**Problem to solve**:
Check each line below for "this" and say how many have it, with no other words.

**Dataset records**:
__________________________________________________

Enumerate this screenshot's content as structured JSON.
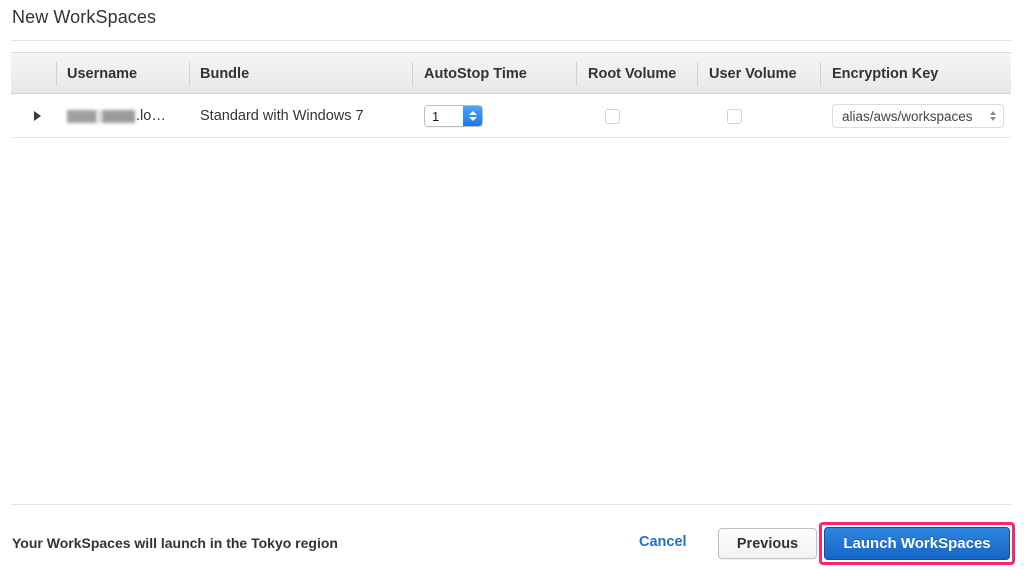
{
  "page": {
    "title": "New WorkSpaces"
  },
  "table": {
    "columns": [
      {
        "key": "expander",
        "label": ""
      },
      {
        "key": "username",
        "label": "Username"
      },
      {
        "key": "bundle",
        "label": "Bundle"
      },
      {
        "key": "autostop",
        "label": "AutoStop Time"
      },
      {
        "key": "root_volume",
        "label": "Root Volume"
      },
      {
        "key": "user_volume",
        "label": "User Volume"
      },
      {
        "key": "encryption",
        "label": "Encryption Key"
      }
    ],
    "rows": [
      {
        "expander_icon": "triangle-right-icon",
        "username": ".lo…",
        "username_redacted": true,
        "bundle": "Standard with Windows 7",
        "autostop_time": "1",
        "root_volume_checked": false,
        "user_volume_checked": false,
        "encryption_key": "alias/aws/workspaces"
      }
    ]
  },
  "footer": {
    "note": "Your WorkSpaces will launch in the Tokyo region",
    "cancel_label": "Cancel",
    "previous_label": "Previous",
    "launch_label": "Launch WorkSpaces"
  },
  "colors": {
    "accent_link": "#1f6fd0",
    "primary_button": "#1565c6",
    "highlight_outline": "#f7286e",
    "header_bg": "#efefef",
    "text": "#333333"
  }
}
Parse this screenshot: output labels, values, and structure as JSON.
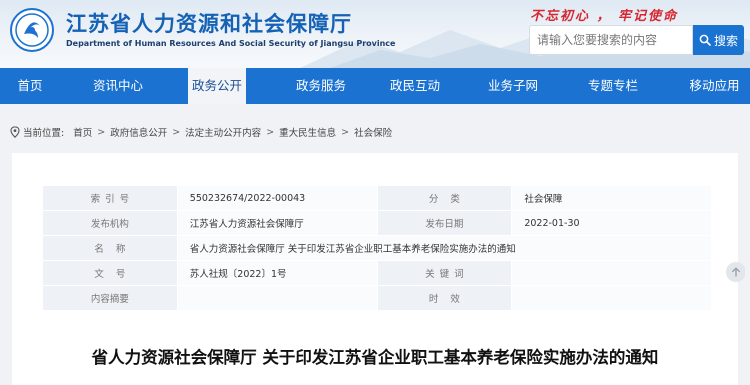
{
  "header": {
    "title_cn": "江苏省人力资源和社会保障厅",
    "title_en": "Department of Human Resources And Social Security of Jiangsu Province",
    "slogan": "不忘初心 ， 牢记使命",
    "logo_icon": "jiangsu-hrss-logo-icon",
    "accent": "#1562b5"
  },
  "search": {
    "placeholder": "请输入您要搜索的内容",
    "button_label": "搜索"
  },
  "nav": {
    "items": [
      {
        "label": "首页"
      },
      {
        "label": "资讯中心"
      },
      {
        "label": "政务公开",
        "active": true
      },
      {
        "label": "政务服务"
      },
      {
        "label": "政民互动"
      },
      {
        "label": "业务子网"
      },
      {
        "label": "专题专栏"
      },
      {
        "label": "移动应用"
      }
    ],
    "background": "#1c72d0"
  },
  "breadcrumb": {
    "prefix": "当前位置:",
    "items": [
      "首页",
      "政府信息公开",
      "法定主动公开内容",
      "重大民生信息",
      "社会保险"
    ]
  },
  "info": {
    "index_label": "索引号",
    "index_value": "550232674/2022-00043",
    "category_label": "分类",
    "category_value": "社会保障",
    "publisher_label": "发布机构",
    "publisher_value": "江苏省人力资源社会保障厅",
    "date_label": "发布日期",
    "date_value": "2022-01-30",
    "name_label": "名称",
    "name_value": "省人力资源社会保障厅 关于印发江苏省企业职工基本养老保险实施办法的通知",
    "docno_label": "文号",
    "docno_value": "苏人社规〔2022〕1号",
    "keywords_label": "关键词",
    "keywords_value": "",
    "summary_label": "内容摘要",
    "summary_value": "",
    "validity_label": "时效",
    "validity_value": ""
  },
  "document": {
    "title": "省人力资源社会保障厅 关于印发江苏省企业职工基本养老保险实施办法的通知"
  }
}
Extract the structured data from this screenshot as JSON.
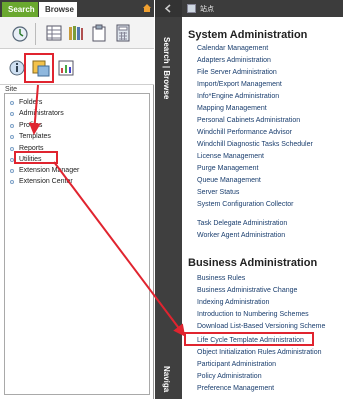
{
  "tabs": {
    "search": "Search",
    "browse": "Browse"
  },
  "strip": {
    "browse_label": "Search | Browse",
    "navigate_label": "Naviga"
  },
  "right_header": {
    "breadcrumb": "站点"
  },
  "site_label": "Site",
  "tree": {
    "items": [
      "Folders",
      "Administrators",
      "Profiles",
      "Templates",
      "Reports",
      "Utilities",
      "Extension Manager",
      "Extension Center"
    ]
  },
  "system_admin": {
    "title": "System Administration",
    "links": [
      "Calendar Management",
      "Adapters Administration",
      "File Server Administration",
      "Import/Export Management",
      "Info*Engine Administration",
      "Mapping Management",
      "Personal Cabinets Administration",
      "Windchill Performance Advisor",
      "Windchill Diagnostic Tasks Scheduler",
      "License Management",
      "Purge Management",
      "Queue Management",
      "Server Status",
      "System Configuration Collector",
      "Task Delegate Administration",
      "Worker Agent Administration"
    ]
  },
  "business_admin": {
    "title": "Business Administration",
    "links": [
      "Business Rules",
      "Business Administrative Change",
      "Indexing Administration",
      "Introduction to Numbering Schemes",
      "Download List-Based Versioning Scheme",
      "Life Cycle Template Administration",
      "Object Initialization Rules Administration",
      "Participant Administration",
      "Policy Administration",
      "Preference Management"
    ]
  },
  "colors": {
    "accent_tab": "#6aa82f",
    "highlight": "#e0242f",
    "link": "#1a3e6e"
  }
}
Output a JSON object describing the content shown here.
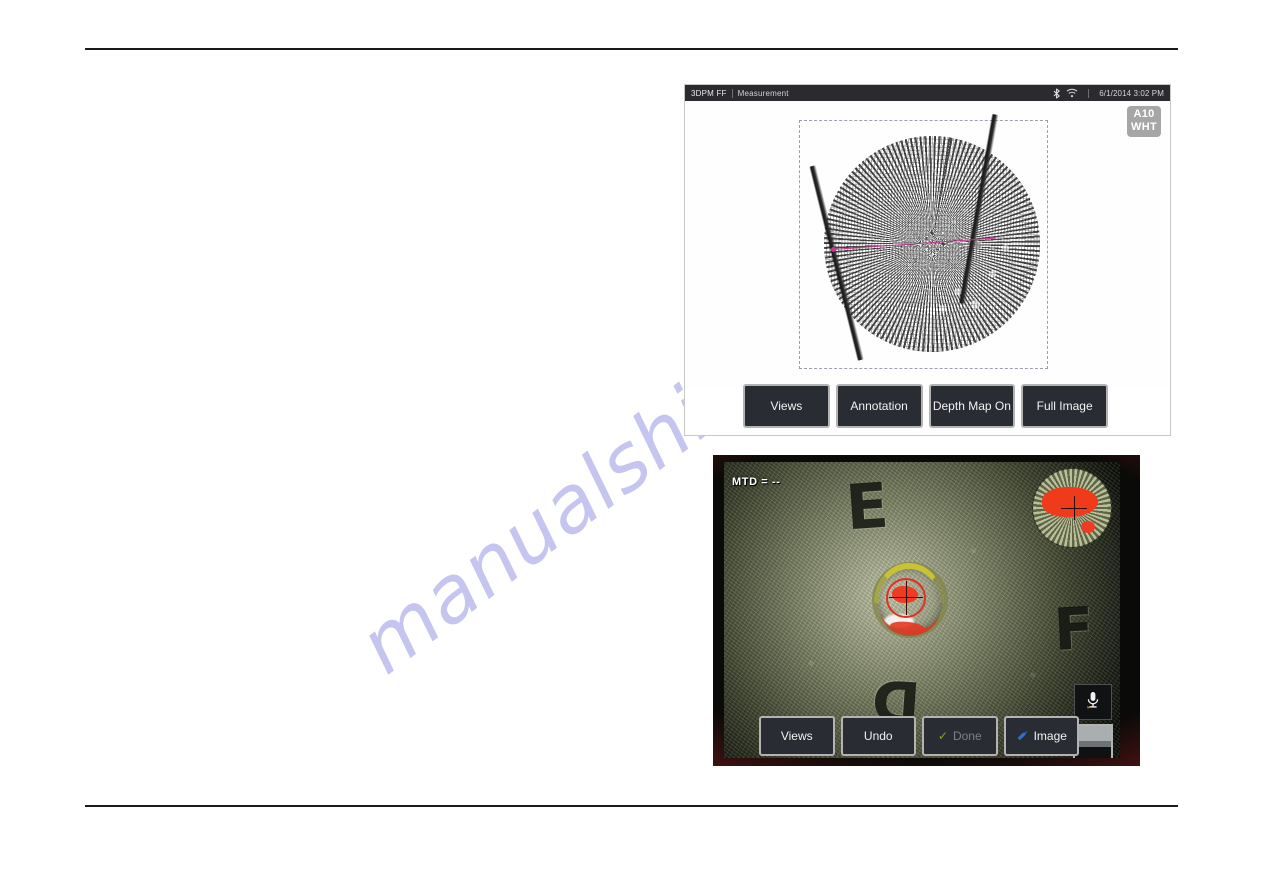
{
  "page": {
    "watermark": "manualshive.com"
  },
  "depthmap_screen": {
    "titlebar": {
      "app": "3DPM FF",
      "separator": "|",
      "mode": "Measurement",
      "bluetooth_icon": "bluetooth-icon",
      "wifi_icon": "wifi-icon",
      "datetime": "6/1/2014 3:02 PM"
    },
    "probe_badge": {
      "line1": "A10",
      "line2": "WHT"
    },
    "softkeys": [
      {
        "label": "Views",
        "name": "views-button",
        "disabled": false
      },
      {
        "label": "Annotation",
        "name": "annotation-button",
        "disabled": false
      },
      {
        "label": "Depth Map On",
        "name": "depth-map-on-button",
        "disabled": false
      },
      {
        "label": "Full Image",
        "name": "full-image-button",
        "disabled": false
      }
    ],
    "colors": {
      "titlebar_bg": "#2b2b2f",
      "softkey_bg": "#2a2c33",
      "softkey_border": "#b3b3b3",
      "measure_line": "#d62f96",
      "badge_bg": "#a6a6a6"
    }
  },
  "live_screen": {
    "mtd_readout": "MTD = --",
    "etched_letters": {
      "top": "E",
      "right": "F",
      "bottom": "D"
    },
    "softkeys": [
      {
        "label": "Views",
        "name": "views-button",
        "disabled": false,
        "icon": ""
      },
      {
        "label": "Undo",
        "name": "undo-button",
        "disabled": false,
        "icon": ""
      },
      {
        "label": "Done",
        "name": "done-button",
        "disabled": true,
        "icon": "check-icon"
      },
      {
        "label": "Image",
        "name": "image-button",
        "disabled": false,
        "icon": "tag-icon"
      }
    ],
    "mic_icon": "microphone-icon",
    "thumbnail": "thumbnail-preview",
    "colors": {
      "frame_red": "#c21f1f",
      "measure_red": "#e03024",
      "crater_yellow": "#c8c234",
      "tag_blue": "#2f6fd0",
      "check_green": "#8f9b2c"
    }
  }
}
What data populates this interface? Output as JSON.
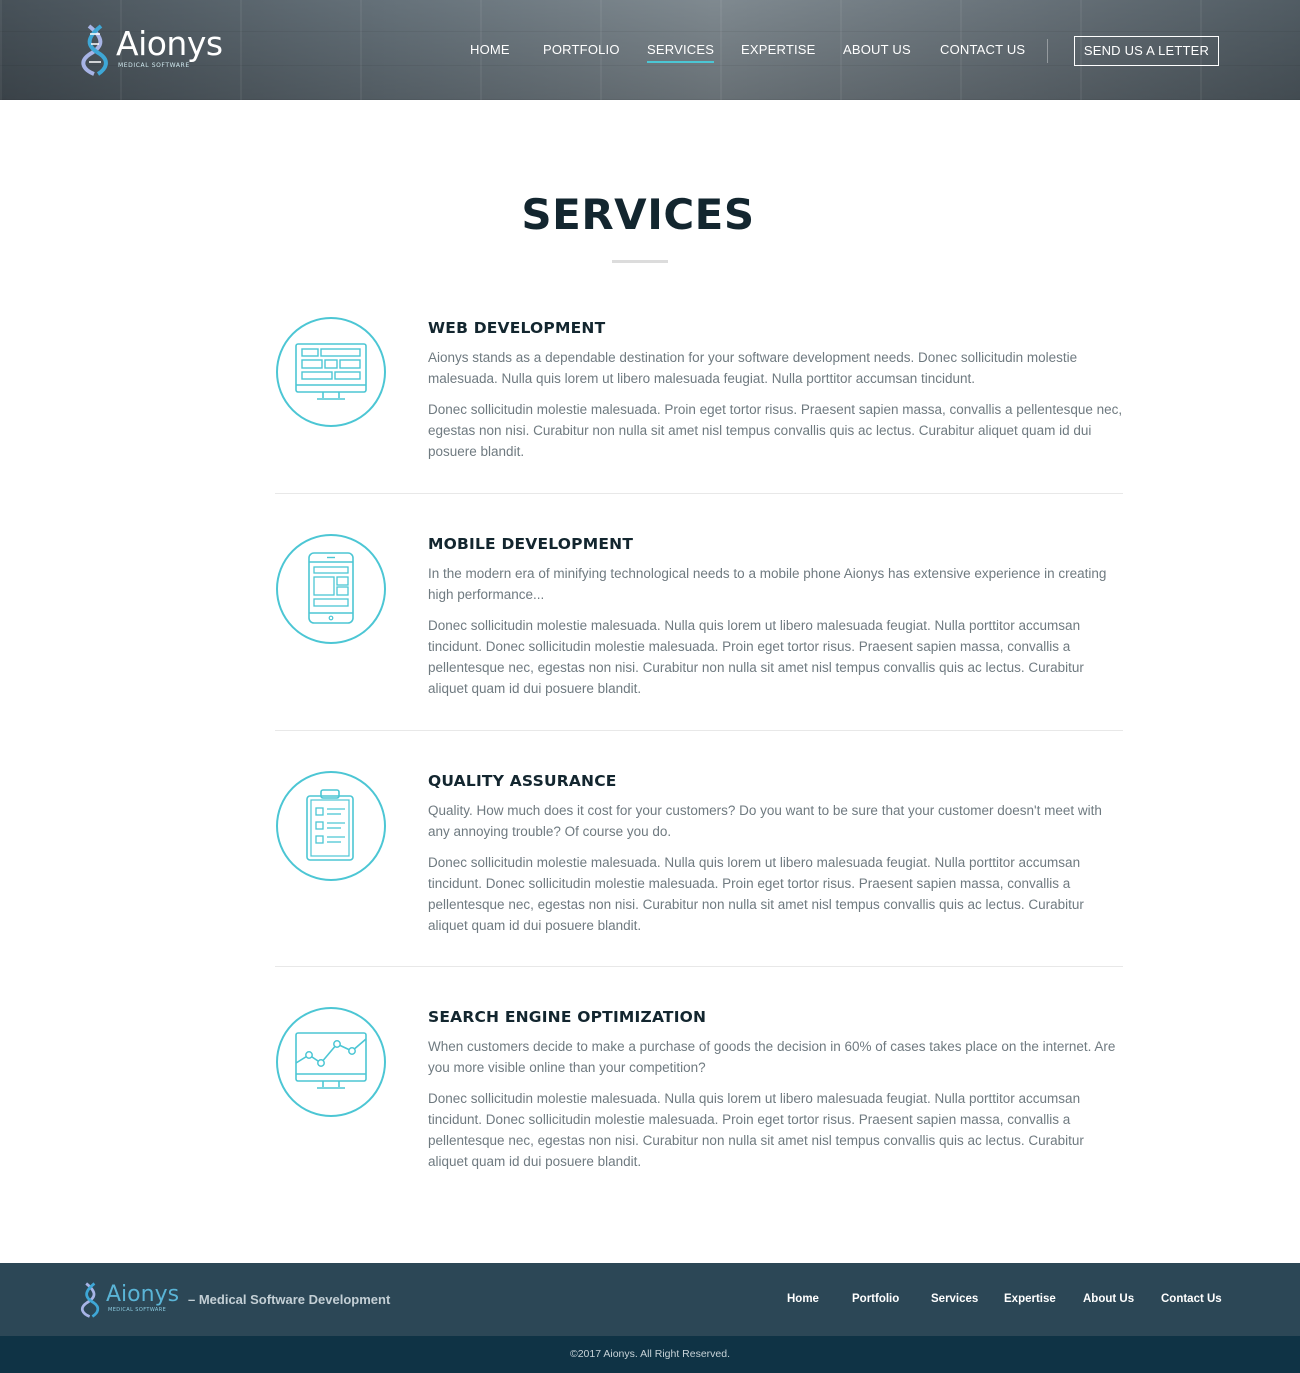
{
  "header": {
    "logo_name": "Aionys",
    "logo_sub": "MEDICAL SOFTWARE",
    "nav": [
      {
        "label": "HOME"
      },
      {
        "label": "PORTFOLIO"
      },
      {
        "label": "SERVICES",
        "active": true
      },
      {
        "label": "EXPERTISE"
      },
      {
        "label": "ABOUT US"
      },
      {
        "label": "CONTACT US"
      }
    ],
    "cta_label": "SEND US A LETTER"
  },
  "main": {
    "title": "SERVICES",
    "services": [
      {
        "icon": "monitor-layout-icon",
        "title": "WEB DEVELOPMENT",
        "paragraphs": [
          "Aionys stands as a dependable destination for your software development needs. Donec sollicitudin molestie malesuada. Nulla quis lorem ut libero malesuada feugiat. Nulla porttitor accumsan tincidunt.",
          "Donec sollicitudin molestie malesuada. Proin eget tortor risus. Praesent sapien massa, convallis a pellentesque nec, egestas non nisi. Curabitur non nulla sit amet nisl tempus convallis quis ac lectus. Curabitur aliquet quam id dui posuere blandit."
        ]
      },
      {
        "icon": "mobile-phone-icon",
        "title": "MOBILE DEVELOPMENT",
        "paragraphs": [
          "In the modern era of minifying technological needs to a mobile phone Aionys has extensive experience in creating high performance...",
          "Donec sollicitudin molestie malesuada. Nulla quis lorem ut libero malesuada feugiat. Nulla porttitor accumsan tincidunt. Donec sollicitudin molestie malesuada. Proin eget tortor risus. Praesent sapien massa, convallis a pellentesque nec, egestas non nisi. Curabitur non nulla sit amet nisl tempus convallis quis ac lectus. Curabitur aliquet quam id dui posuere blandit."
        ]
      },
      {
        "icon": "clipboard-checklist-icon",
        "title": "QUALITY ASSURANCE",
        "paragraphs": [
          "Quality. How much does it cost for your customers? Do you want to be sure that your customer doesn't meet with any annoying trouble? Of course you do.",
          "Donec sollicitudin molestie malesuada. Nulla quis lorem ut libero malesuada feugiat. Nulla porttitor accumsan tincidunt. Donec sollicitudin molestie malesuada. Proin eget tortor risus. Praesent sapien massa, convallis a pellentesque nec, egestas non nisi. Curabitur non nulla sit amet nisl tempus convallis quis ac lectus. Curabitur aliquet quam id dui posuere blandit."
        ]
      },
      {
        "icon": "monitor-chart-icon",
        "title": "SEARCH ENGINE OPTIMIZATION",
        "paragraphs": [
          "When customers decide to make a purchase of goods the decision in 60% of cases takes place on the internet. Are you more visible online than your competition?",
          "Donec sollicitudin molestie malesuada. Nulla quis lorem ut libero malesuada feugiat. Nulla porttitor accumsan tincidunt. Donec sollicitudin molestie malesuada. Proin eget tortor risus. Praesent sapien massa, convallis a pellentesque nec, egestas non nisi. Curabitur non nulla sit amet nisl tempus convallis quis ac lectus. Curabitur aliquet quam id dui posuere blandit."
        ]
      }
    ]
  },
  "footer": {
    "logo_name": "Aionys",
    "logo_sub": "MEDICAL SOFTWARE",
    "tagline": "– Medical Software Development",
    "nav": [
      {
        "label": "Home"
      },
      {
        "label": "Portfolio"
      },
      {
        "label": "Services"
      },
      {
        "label": "Expertise"
      },
      {
        "label": "About Us"
      },
      {
        "label": "Contact Us"
      }
    ],
    "copyright": "©2017 Aionys. All Right Reserved."
  },
  "colors": {
    "accent": "#4cc6d4",
    "heading": "#13262f",
    "body_text": "#6f7a80",
    "footer_bg": "#2c4756",
    "bottombar_bg": "#0f3345"
  }
}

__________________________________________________

**Your solution**:
4